I next utilized the word2vec package in r to detect words in the reviews that were conceptually related to the target words ‘fake’ and ‘error.’ Specifically, I used a continuous-bag-of-words (CBOW) to compute the cosine similarity of all negative words with each of the target words. I chose this algorithm as it is faster than the alternative approach, skip-grams, which are also better for infrequent words. I trained a word2vec model on the cleaned review text with 15 dimensions over 20 iterations. Following training this model, I used it to predict the top 50 words that were most conceptually similar (i.e., frequently co-occur, had the highest cosine similarity) with the target words in the semantic space. The similarity scores were overall very high to both ‘fake’ (Cosine similarity range .882 to .950) and ‘error’ (Cosine similarity range .846 to .978). Finally, I computed the frequencies of all words conceptually similar to ‘fake’ (i.e., Spam words) and ‘error’ (i.e., Bug words).
Usage of Spam and Bug Words Over Time.

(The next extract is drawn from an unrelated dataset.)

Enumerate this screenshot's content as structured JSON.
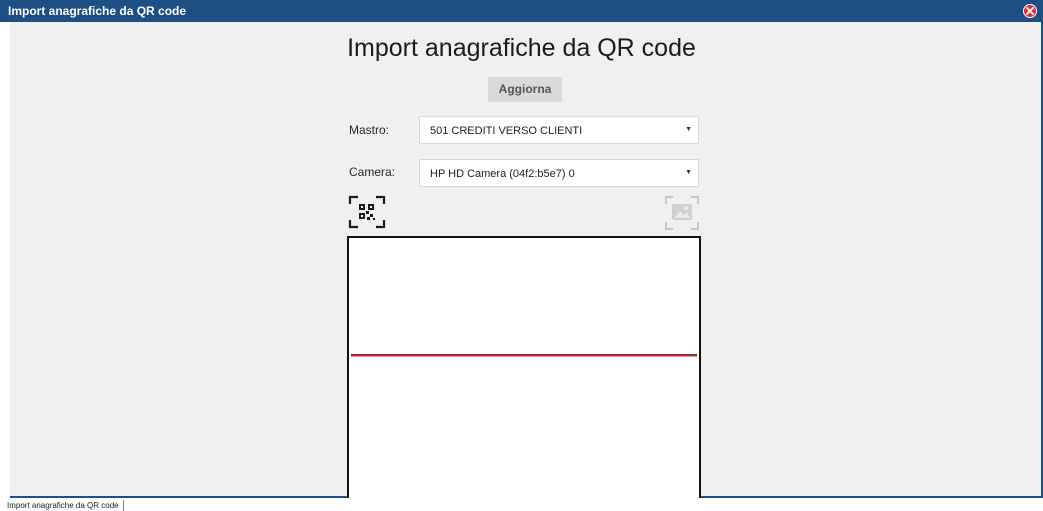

In order to assess whether the usage of Spam and Bug words were changing over time I ran two standardized linear regression predicting the proportion of these categories as a function of time on a daily interval. There was no missing data in the original data file. For each model, I visually assessed the linearity of the data (residuals vs. fitted plot), homogeneity of variance (scale-location plot), normality of residuals (Q-Q plot), and influential cases (residuals vs. leverage plot). As may be intuited from the data, the trends of both ‘fake’ and ‘error’ were not linear over time nor did they conform to the assumption of normality ( Fig. S5 and Fig. S6). Additionally, there appeared to be heterogeneity of variance in bug words over time. Again, this visually tracks the trend in bugs over time as the app became much more stable in the later years. To address the violations of normality and homoscedasticity, I re-ran the model with robust standard errors (See code file). The conclusions do not change, nor do the coefficients change meaningfully. Therefore, this analysis was robust to violating the assumptions of normality and homoscedasticity.
Bugs and Spam Predicting Ratings.
In order to assess whether the usage of Spam and Bug words predicted ratings during the two declines I ran two standardized multilevel models. Specifically, I predicted ratings from the proportion of both Spam and Bug words while including a random intercept of time on a daily interval. There was no missing data in the original data file. In each model I computed Variance Inflation Factors (VIFs) to ensure that there were not issues of multicollinearity. All VIFs were less than 1.9, suggesting that multicollinearity was not a problem in these models. Secondly, I assessed for normality using q-q plots. In each model I found violations of this assumption. Third, I assessed for linearity using the residuals vs. fitted plot finding no violations of this assumption. To address the violations of normality and homoscedasticity, I re-ran the model with robust standard errors (See code file). The conclusions do not change, nor do the coefficients change meaningfully. Therefore, this analysis was robust to violating the assumptions of normality and homoscedasticity.
Finally, I ran two more models during the other phases of ratings change: the recovery phase and final phase. As expected, neither bugs nor spam were particularly important for predicting ratings during these time periods. While all coefficients were statistically significant, no standardized effect sizes were larger than .03. In the recovery phase neither complaints of Bugs (ß = -.023, p < .001, 95% CI [-.035, -.011]) nor Spam (ß = .032, p < .001, 95% CI [.021, .044]) meaningfully predicted ratings over time. Similarly, in the final phase, neither Bugs (ß = .024, p < .001, 95% CI [.011, .037]) nor Spam (ß = .016, p < .001, 95% CI [.004, .029]) meaningfully predicted ratings over time. This final analysis lends more support to the conclusion that these experiences were driving the ratings declines.